"I stayed and had a great time," he says. "Five days in Mexico. I had a blast."
According to the former pageant judge, contestants' parents subsidize a lot of Princigalli's activity. "The parents of last year's winner bought the crown for the winner this year, because they heard Mario complaining about how he didn't have any money. And the sashes were made by another girl's mom, with iron-on letters. She didn't charge him for the labor."
The pageant, founded by Mario Princigalli's mother Gloria, will have its twentieth anniversary in 2004. Her successor, though, still appears to be learning the business. For instance, although his Website calls the pageant "a non-profit organization," Princigalli says he's never filed for tax-exempt status. "We're a nonprofit, like we don't make a profit," he explains. "All the money from the pageant goes to the scholarships. But I am incorporated."

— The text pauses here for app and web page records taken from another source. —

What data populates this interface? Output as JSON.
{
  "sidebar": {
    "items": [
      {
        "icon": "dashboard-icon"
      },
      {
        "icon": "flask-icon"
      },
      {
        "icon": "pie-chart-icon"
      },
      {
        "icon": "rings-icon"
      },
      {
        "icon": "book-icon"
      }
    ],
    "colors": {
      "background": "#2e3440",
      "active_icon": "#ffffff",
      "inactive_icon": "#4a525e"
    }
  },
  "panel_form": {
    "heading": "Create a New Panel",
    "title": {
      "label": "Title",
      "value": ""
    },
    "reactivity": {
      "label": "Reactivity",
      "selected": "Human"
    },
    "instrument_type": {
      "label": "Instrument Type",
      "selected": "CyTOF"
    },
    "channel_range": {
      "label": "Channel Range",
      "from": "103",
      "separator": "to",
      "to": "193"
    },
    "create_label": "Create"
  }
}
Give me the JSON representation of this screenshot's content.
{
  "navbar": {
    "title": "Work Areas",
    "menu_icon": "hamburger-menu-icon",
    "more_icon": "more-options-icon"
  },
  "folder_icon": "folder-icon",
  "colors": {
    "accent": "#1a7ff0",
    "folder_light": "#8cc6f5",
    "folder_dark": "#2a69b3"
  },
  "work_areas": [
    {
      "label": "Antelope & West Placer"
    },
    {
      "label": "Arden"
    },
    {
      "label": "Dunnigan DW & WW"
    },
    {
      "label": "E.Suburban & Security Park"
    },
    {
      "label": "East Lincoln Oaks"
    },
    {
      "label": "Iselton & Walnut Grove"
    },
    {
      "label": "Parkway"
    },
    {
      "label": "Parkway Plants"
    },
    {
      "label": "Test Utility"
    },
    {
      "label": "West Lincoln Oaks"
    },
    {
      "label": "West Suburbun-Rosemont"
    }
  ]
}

He says about 800 people paid twenty dollars each to attend the pageant in November. The pageant cost "maybe about $4000, or maybe more," according to Princigalli. Even without the contestants' entry fees, sponsorships (there are no major corporate sponsors for the pageant), or program sales at the pageant, there should have been a considerable profit.
"Money gets eaten up with this kind of thing. Money and time," laments Princigalli. "But this year should be good. The girl I have this year, she's really great."
When pressed, he says times are hard for the pageant. "Sometimes there's not enough money for the scholarships. I'm definitely not making any money," says Princigalli, who claims to work part-time as a PBX operator at South Miami Hospital to support himself and his mother, with whom he lives. South Miami Hospital spokesperson Bethany Rundell says there's no record of any Princigalli working there. "He lives with mommy, and she gets some kind of check every month, and he lives off of the pageant," says the former judge.
Get the This Week's Top Stories Newsletter
Every week we collect the latest news, music and arts stories — along with film and food reviews and the best things to do this week — so that you’ll never miss Miami New Times' biggest stories.